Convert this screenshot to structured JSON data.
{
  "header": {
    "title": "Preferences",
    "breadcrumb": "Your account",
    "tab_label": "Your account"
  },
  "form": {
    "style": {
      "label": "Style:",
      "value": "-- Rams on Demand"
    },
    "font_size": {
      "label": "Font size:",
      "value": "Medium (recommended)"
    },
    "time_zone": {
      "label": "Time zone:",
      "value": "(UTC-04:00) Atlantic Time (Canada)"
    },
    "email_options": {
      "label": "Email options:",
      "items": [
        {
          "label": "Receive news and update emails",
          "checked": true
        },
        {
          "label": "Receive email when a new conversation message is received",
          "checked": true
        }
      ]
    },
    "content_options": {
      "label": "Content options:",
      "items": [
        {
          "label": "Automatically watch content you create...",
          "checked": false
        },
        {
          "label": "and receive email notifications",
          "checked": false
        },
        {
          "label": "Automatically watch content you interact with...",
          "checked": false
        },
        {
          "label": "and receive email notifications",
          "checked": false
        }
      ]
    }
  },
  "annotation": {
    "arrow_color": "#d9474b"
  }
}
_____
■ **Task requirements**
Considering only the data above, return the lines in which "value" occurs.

■ **Written response**
      "value": "-- Rams on Demand"
      "value": "Medium (recommended)"
      "value": "(UTC-04:00) Atlantic Time (Canada)"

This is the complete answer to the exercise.